Top of Working data

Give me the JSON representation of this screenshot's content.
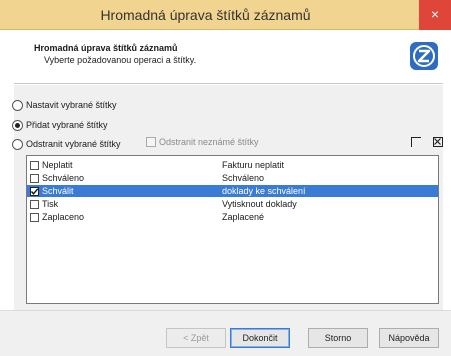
{
  "window": {
    "title": "Hromadná úprava štítků záznamů",
    "close_glyph": "×"
  },
  "header": {
    "heading": "Hromadná úprava štítků záznamů",
    "subtitle": "Vyberte požadovanou operaci a štítky.",
    "logo_icon": "app-logo-icon"
  },
  "options": {
    "set": "Nastavit vybrané štítky",
    "add": "Přidat vybrané štítky",
    "remove": "Odstranit vybrané štítky",
    "remove_unknown": "Odstranit neznámé štítky",
    "selected": "add"
  },
  "select_icons": {
    "none": "deselect-all-icon",
    "all": "select-all-icon"
  },
  "labels": [
    {
      "name": "Neplatit",
      "description": "Fakturu neplatit",
      "checked": false,
      "selected": false
    },
    {
      "name": "Schváleno",
      "description": "Schváleno",
      "checked": false,
      "selected": false
    },
    {
      "name": "Schválit",
      "description": "doklady ke schválení",
      "checked": true,
      "selected": true
    },
    {
      "name": "Tisk",
      "description": "Vytisknout doklady",
      "checked": false,
      "selected": false
    },
    {
      "name": "Zaplaceno",
      "description": "Zaplacené",
      "checked": false,
      "selected": false
    }
  ],
  "buttons": {
    "back": "< Zpět",
    "finish": "Dokončit",
    "cancel": "Storno",
    "help": "Nápověda"
  },
  "colors": {
    "titlebar": "#f1d48f",
    "close": "#e0453a",
    "selection": "#3a7bd5",
    "logo": "#2f6cc0"
  }
}
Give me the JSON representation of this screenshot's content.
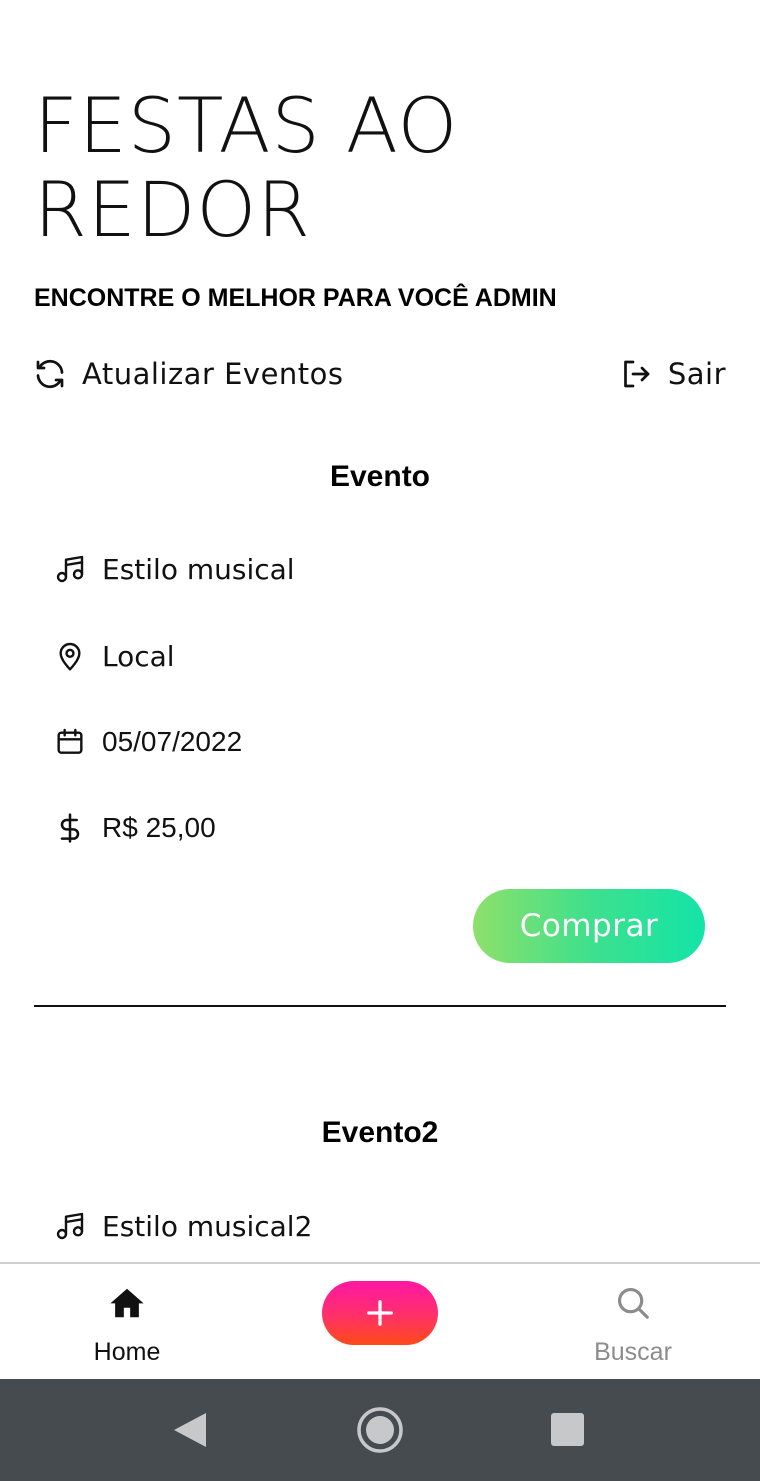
{
  "header": {
    "title": "FESTAS AO REDOR",
    "subtitle": "ENCONTRE O MELHOR PARA VOCÊ ADMIN",
    "refresh_label": "Atualizar Eventos",
    "logout_label": "Sair",
    "refresh_icon": "refresh-icon",
    "logout_icon": "logout-icon"
  },
  "events": [
    {
      "name": "Evento",
      "style": "Estilo musical",
      "location": "Local",
      "date": "05/07/2022",
      "price": "R$ 25,00",
      "buy_label": "Comprar"
    },
    {
      "name": "Evento2",
      "style": "Estilo musical2"
    }
  ],
  "tabbar": {
    "home_label": "Home",
    "search_label": "Buscar",
    "add_icon": "plus-icon",
    "home_icon": "home-icon",
    "search_icon": "search-icon"
  },
  "colors": {
    "buy_gradient": [
      "#8ee06a",
      "#13e4a8"
    ],
    "fab_gradient": [
      "#ff17a4",
      "#ff4a18"
    ],
    "active_tab": "#111111",
    "inactive_tab": "#8c8c8c",
    "system_nav": "#464b50"
  }
}
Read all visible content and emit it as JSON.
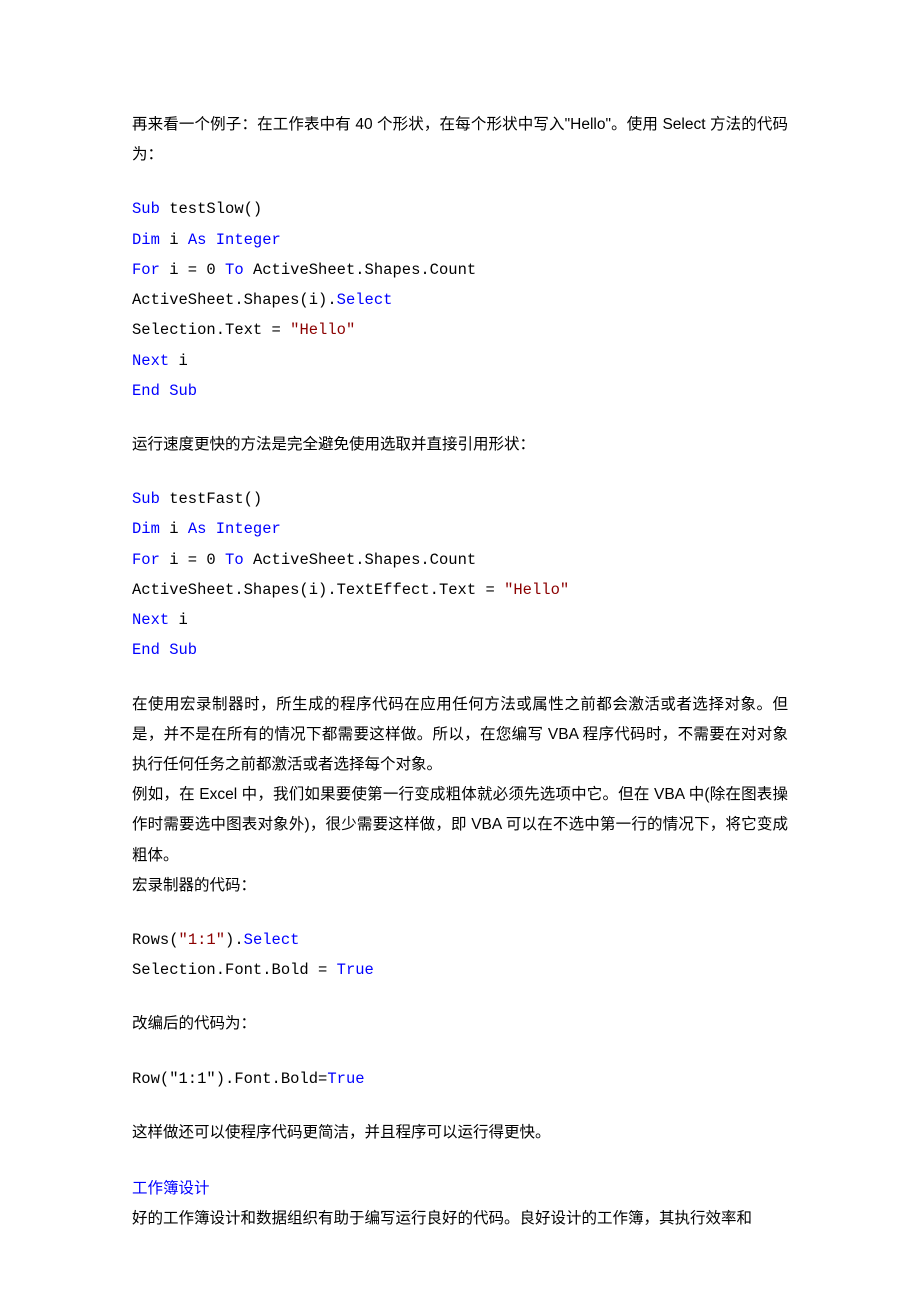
{
  "para1": "再来看一个例子：在工作表中有 40 个形状，在每个形状中写入\"Hello\"。使用 Select 方法的代码为：",
  "code1": {
    "l1_a": "Sub",
    "l1_b": " testSlow()",
    "l2_a": "Dim",
    "l2_b": " i ",
    "l2_c": "As Integer",
    "l3_a": "For",
    "l3_b": " i = 0 ",
    "l3_c": "To",
    "l3_d": " ActiveSheet.Shapes.Count",
    "l4": "ActiveSheet.Shapes(i).",
    "l4_b": "Select",
    "l5_a": "Selection.Text = ",
    "l5_b": "\"Hello\"",
    "l6_a": "Next",
    "l6_b": " i",
    "l7": "End Sub"
  },
  "para2": "运行速度更快的方法是完全避免使用选取并直接引用形状：",
  "code2": {
    "l1_a": "Sub",
    "l1_b": " testFast()",
    "l2_a": "Dim",
    "l2_b": " i ",
    "l2_c": "As Integer",
    "l3_a": "For",
    "l3_b": " i = 0 ",
    "l3_c": "To",
    "l3_d": " ActiveSheet.Shapes.Count",
    "l4_a": "ActiveSheet.Shapes(i).TextEffect.Text = ",
    "l4_b": "\"Hello\"",
    "l5_a": "Next",
    "l5_b": " i",
    "l6": "End Sub"
  },
  "para3a": "在使用宏录制器时，所生成的程序代码在应用任何方法或属性之前都会激活或者选择对象。但是，并不是在所有的情况下都需要这样做。所以，在您编写 VBA 程序代码时，不需要在对对象执行任何任务之前都激活或者选择每个对象。",
  "para3b": "例如，在 Excel 中，我们如果要使第一行变成粗体就必须先选项中它。但在 VBA 中(除在图表操作时需要选中图表对象外)，很少需要这样做，即 VBA 可以在不选中第一行的情况下，将它变成粗体。",
  "para3c": "宏录制器的代码：",
  "code3": {
    "l1_a": "Rows(",
    "l1_b": "\"1:1\"",
    "l1_c": ").",
    "l1_d": "Select",
    "l2_a": "Selection.Font.Bold = ",
    "l2_b": "True"
  },
  "para4": "改编后的代码为：",
  "code4": {
    "l1_a": "Row(\"1:1\").Font.Bold=",
    "l1_b": "True"
  },
  "para5": "这样做还可以使程序代码更简洁，并且程序可以运行得更快。",
  "heading1": "工作簿设计",
  "para6": "好的工作簿设计和数据组织有助于编写运行良好的代码。良好设计的工作簿，其执行效率和"
}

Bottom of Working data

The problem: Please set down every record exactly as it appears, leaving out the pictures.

Written solution:
Give me the JSON representation of this screenshot's content.
{
  "window": {
    "title": "Hromadná úprava štítků záznamů",
    "close_glyph": "×"
  },
  "header": {
    "heading": "Hromadná úprava štítků záznamů",
    "subtitle": "Vyberte požadovanou operaci a štítky.",
    "logo_icon": "app-logo-icon"
  },
  "options": {
    "set": "Nastavit vybrané štítky",
    "add": "Přidat vybrané štítky",
    "remove": "Odstranit vybrané štítky",
    "remove_unknown": "Odstranit neznámé štítky",
    "selected": "add"
  },
  "select_icons": {
    "none": "deselect-all-icon",
    "all": "select-all-icon"
  },
  "labels": [
    {
      "name": "Neplatit",
      "description": "Fakturu neplatit",
      "checked": false,
      "selected": false
    },
    {
      "name": "Schváleno",
      "description": "Schváleno",
      "checked": false,
      "selected": false
    },
    {
      "name": "Schválit",
      "description": "doklady ke schválení",
      "checked": true,
      "selected": true
    },
    {
      "name": "Tisk",
      "description": "Vytisknout doklady",
      "checked": false,
      "selected": false
    },
    {
      "name": "Zaplaceno",
      "description": "Zaplacené",
      "checked": false,
      "selected": false
    }
  ],
  "buttons": {
    "back": "< Zpět",
    "finish": "Dokončit",
    "cancel": "Storno",
    "help": "Nápověda"
  },
  "colors": {
    "titlebar": "#f1d48f",
    "close": "#e0453a",
    "selection": "#3a7bd5",
    "logo": "#2f6cc0"
  }
}
Give me the JSON representation of this screenshot's content.
{
  "header": {
    "title": "FESTAS AO REDOR",
    "subtitle": "ENCONTRE O MELHOR PARA VOCÊ ADMIN",
    "refresh_label": "Atualizar Eventos",
    "logout_label": "Sair",
    "refresh_icon": "refresh-icon",
    "logout_icon": "logout-icon"
  },
  "events": [
    {
      "name": "Evento",
      "style": "Estilo musical",
      "location": "Local",
      "date": "05/07/2022",
      "price": "R$ 25,00",
      "buy_label": "Comprar"
    },
    {
      "name": "Evento2",
      "style": "Estilo musical2"
    }
  ],
  "tabbar": {
    "home_label": "Home",
    "search_label": "Buscar",
    "add_icon": "plus-icon",
    "home_icon": "home-icon",
    "search_icon": "search-icon"
  },
  "colors": {
    "buy_gradient": [
      "#8ee06a",
      "#13e4a8"
    ],
    "fab_gradient": [
      "#ff17a4",
      "#ff4a18"
    ],
    "active_tab": "#111111",
    "inactive_tab": "#8c8c8c",
    "system_nav": "#464b50"
  }
}
Read all visible content and emit it as JSON.
{
  "para1": "再来看一个例子：在工作表中有 40 个形状，在每个形状中写入\"Hello\"。使用 Select 方法的代码为：",
  "code1": {
    "l1_a": "Sub",
    "l1_b": " testSlow()",
    "l2_a": "Dim",
    "l2_b": " i ",
    "l2_c": "As Integer",
    "l3_a": "For",
    "l3_b": " i = 0 ",
    "l3_c": "To",
    "l3_d": " ActiveSheet.Shapes.Count",
    "l4": "ActiveSheet.Shapes(i).",
    "l4_b": "Select",
    "l5_a": "Selection.Text = ",
    "l5_b": "\"Hello\"",
    "l6_a": "Next",
    "l6_b": " i",
    "l7": "End Sub"
  },
  "para2": "运行速度更快的方法是完全避免使用选取并直接引用形状：",
  "code2": {
    "l1_a": "Sub",
    "l1_b": " testFast()",
    "l2_a": "Dim",
    "l2_b": " i ",
    "l2_c": "As Integer",
    "l3_a": "For",
    "l3_b": " i = 0 ",
    "l3_c": "To",
    "l3_d": " ActiveSheet.Shapes.Count",
    "l4_a": "ActiveSheet.Shapes(i).TextEffect.Text = ",
    "l4_b": "\"Hello\"",
    "l5_a": "Next",
    "l5_b": " i",
    "l6": "End Sub"
  },
  "para3a": "在使用宏录制器时，所生成的程序代码在应用任何方法或属性之前都会激活或者选择对象。但是，并不是在所有的情况下都需要这样做。所以，在您编写 VBA 程序代码时，不需要在对对象执行任何任务之前都激活或者选择每个对象。",
  "para3b": "例如，在 Excel 中，我们如果要使第一行变成粗体就必须先选项中它。但在 VBA 中(除在图表操作时需要选中图表对象外)，很少需要这样做，即 VBA 可以在不选中第一行的情况下，将它变成粗体。",
  "para3c": "宏录制器的代码：",
  "code3": {
    "l1_a": "Rows(",
    "l1_b": "\"1:1\"",
    "l1_c": ").",
    "l1_d": "Select",
    "l2_a": "Selection.Font.Bold = ",
    "l2_b": "True"
  },
  "para4": "改编后的代码为：",
  "code4": {
    "l1_a": "Row(\"1:1\").Font.Bold=",
    "l1_b": "True"
  },
  "para5": "这样做还可以使程序代码更简洁，并且程序可以运行得更快。",
  "heading1": "工作簿设计",
  "para6": "好的工作簿设计和数据组织有助于编写运行良好的代码。良好设计的工作簿，其执行效率和"
}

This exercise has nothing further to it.